In March 2019, the Indian government announced the much-awaited phase II of the Faster Adoption and Manufacturing of (Hybrid &) Electric Vehicles (FAME) scheme after delaying its announcement for over two years. FAME-I was initially set until 2017 but was extended up to March 2019. FAME-II has a total budget outlay of INR 100 billion (USD 1.5 billion) until 2022 and focuses on public transport, demand aggregation and subsidies to encourage adoption of EVs.
FAME-I had a planned outlay of INR 8 billion in two years but only INR 5.8 billion was actually allocated in over four years. India’s EV market has been dominated by cheap, unregistered and uncertified three-wheelers. Two-wheelers and four-wheelers accounted for only 0.15% and 0.04% of total domestic sales respectively between FY 2015-19. FAME-II envisages a more holistic growth of the EV industry by providing support for essential building blocks including charging infrastructure, R&D and greater manufacturing indigenization.
Figure: Fund allocation under FAME India scheme, INR million
Source: Ministry of Heavy Industries and Public Enterprises
FAME-II proposes to spend INR 86 billion on upfront subsidies for purchase of EVs. Electrification of shared transport is rightly given a major push with buses to receive 40% of total subsidy amount (up to INR 5,000,000 per vehicle) and other commercial vehicles to receive 20% of total subsidy amount (INR 150,000). The jump in subsidy bill is large in comparison to FAME-I but it would still cover only 1.5 million vehicles until 2022 (2% market share).
NITI Aayog recently recommended phased introduction of commercial four-wheeler EVs rising from 2.5% in FY 2020-21 to 40% in FY 2025-26. It also recommended that all new vehicles sold 2030 onwards should be electrified.
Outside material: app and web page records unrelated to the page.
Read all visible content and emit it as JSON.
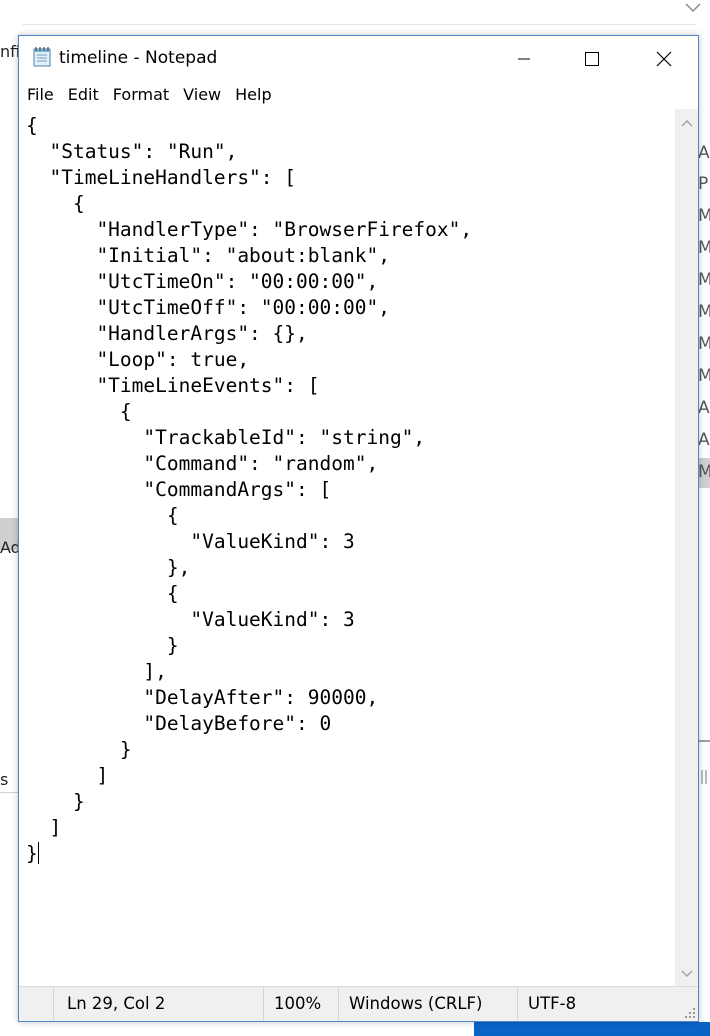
{
  "window": {
    "title": "timeline - Notepad"
  },
  "menu": [
    "File",
    "Edit",
    "Format",
    "View",
    "Help"
  ],
  "editor": {
    "content": "{\n  \"Status\": \"Run\",\n  \"TimeLineHandlers\": [\n    {\n      \"HandlerType\": \"BrowserFirefox\",\n      \"Initial\": \"about:blank\",\n      \"UtcTimeOn\": \"00:00:00\",\n      \"UtcTimeOff\": \"00:00:00\",\n      \"HandlerArgs\": {},\n      \"Loop\": true,\n      \"TimeLineEvents\": [\n        {\n          \"TrackableId\": \"string\",\n          \"Command\": \"random\",\n          \"CommandArgs\": [\n            {\n              \"ValueKind\": 3\n            },\n            {\n              \"ValueKind\": 3\n            }\n          ],\n          \"DelayAfter\": 90000,\n          \"DelayBefore\": 0\n        }\n      ]\n    }\n  ]\n}"
  },
  "status": {
    "position": "Ln 29, Col 2",
    "zoom": "100%",
    "line_ending": "Windows (CRLF)",
    "encoding": "UTF-8"
  },
  "background": {
    "left_fragments": [
      "nfig",
      "Ado",
      "s"
    ],
    "right_fragments": [
      "A",
      "P",
      "M",
      "M",
      "M",
      "M",
      "M",
      "M",
      "A",
      "A",
      "M"
    ]
  },
  "icons": {
    "app": "notepad-icon",
    "minimize": "minimize-icon",
    "maximize": "maximize-icon",
    "close": "close-icon",
    "scroll_up": "chevron-up-icon",
    "scroll_down": "chevron-down-icon",
    "bg_expand": "chevron-down-icon"
  },
  "colors": {
    "window_border": "#4b87c9",
    "taskbar": "#0a64c8",
    "statusbar": "#f0f0f0"
  }
}
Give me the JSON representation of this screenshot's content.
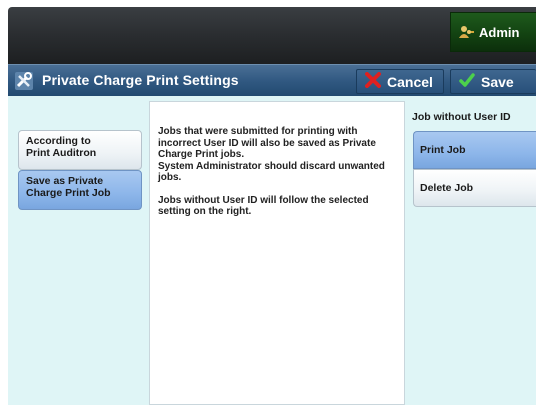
{
  "header": {
    "user_button_label": "Admin",
    "user_icon": "user-keys-icon"
  },
  "titlebar": {
    "title": "Private Charge Print Settings",
    "title_icon": "tools-icon",
    "cancel_label": "Cancel",
    "cancel_icon": "red-x-icon",
    "save_label": "Save",
    "save_icon": "green-check-icon"
  },
  "left_options": [
    {
      "label_line1": "According to",
      "label_line2": "Print Auditron",
      "selected": false
    },
    {
      "label_line1": "Save as Private",
      "label_line2": "Charge Print Job",
      "selected": true
    }
  ],
  "description": {
    "para1_line1": "Jobs that were submitted for printing with",
    "para1_line2": "incorrect User ID will also be saved as Private",
    "para1_line3": "Charge Print jobs.",
    "para1_line4": "System Administrator should discard unwanted",
    "para1_line5": "jobs.",
    "para2_line1": "Jobs without User ID will follow the selected",
    "para2_line2": "setting on the right."
  },
  "right_panel": {
    "heading": "Job without User ID",
    "options": [
      {
        "label": "Print Job",
        "selected": true
      },
      {
        "label": "Delete Job",
        "selected": false
      }
    ]
  },
  "colors": {
    "titlebar": "#2f5780",
    "content_bg": "#dff5f6",
    "selected_option": "#8db6ea",
    "admin_button": "#134312"
  }
}
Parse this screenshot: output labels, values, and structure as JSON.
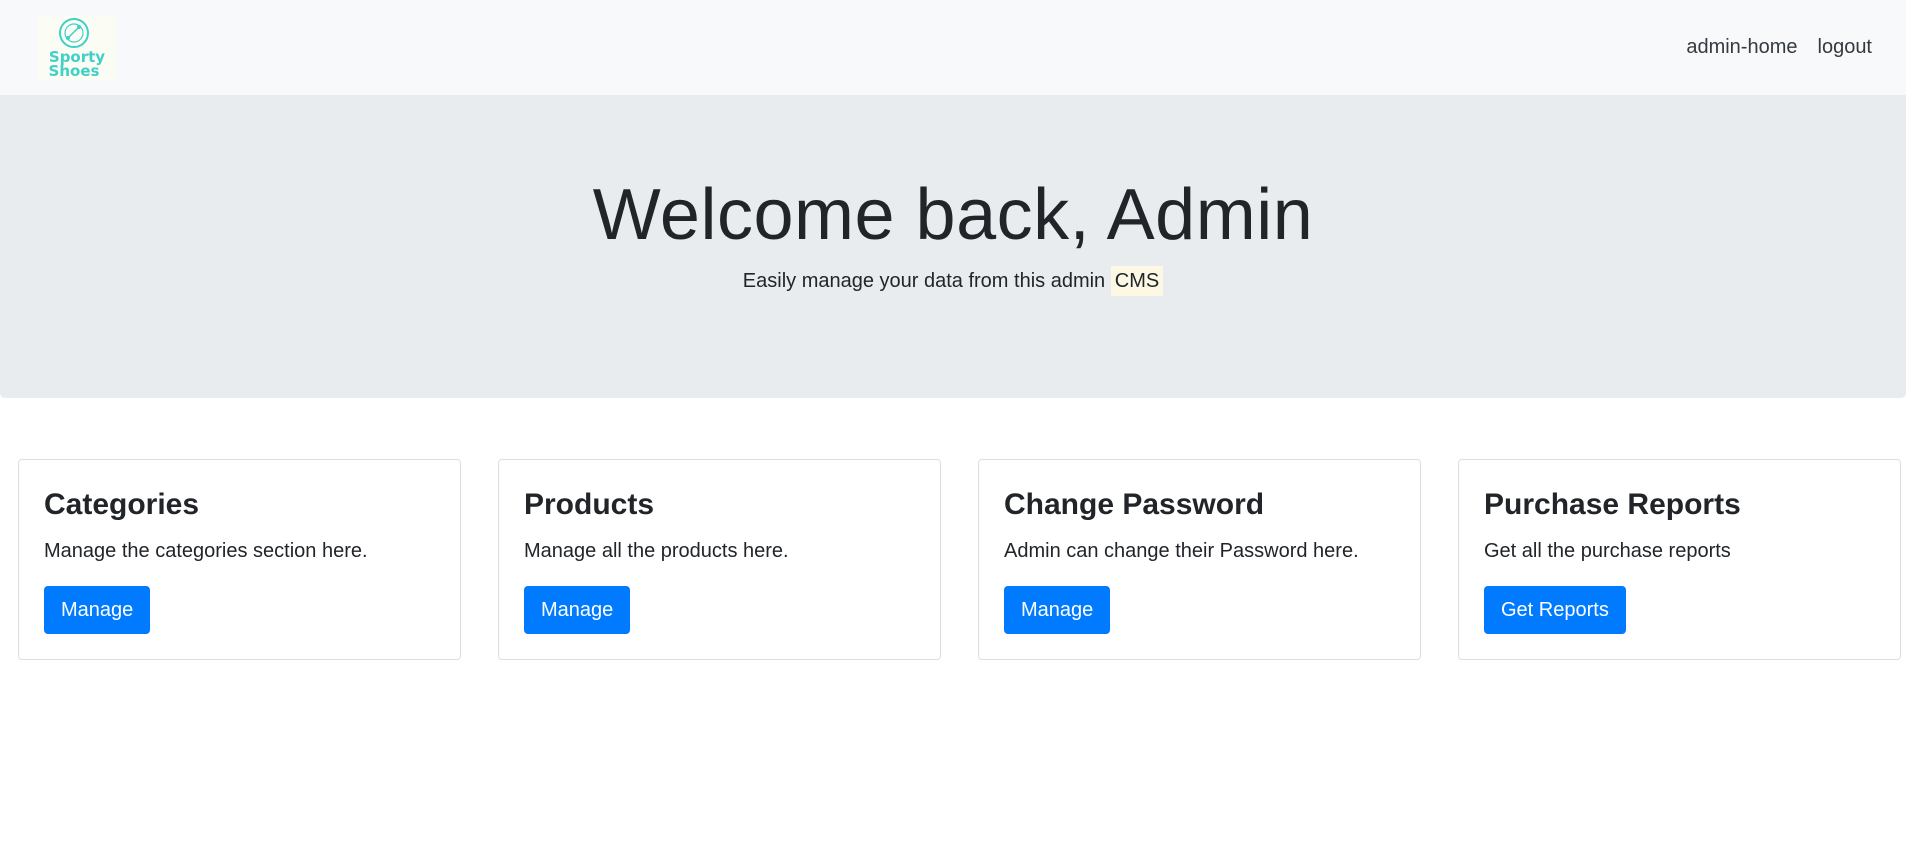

But with high cost of EV’s being a main market barrier and the Indian government being unable to support the market through a larger subsidy support, the target seems aggressive and unrealistic.
The recent budget has introduced some positive measures with a range of GST and direct tax benefits. But confusion about government targets for EVs is not helping the market. We believe that growth in the next few years would be restricted to public transport and fleet operators.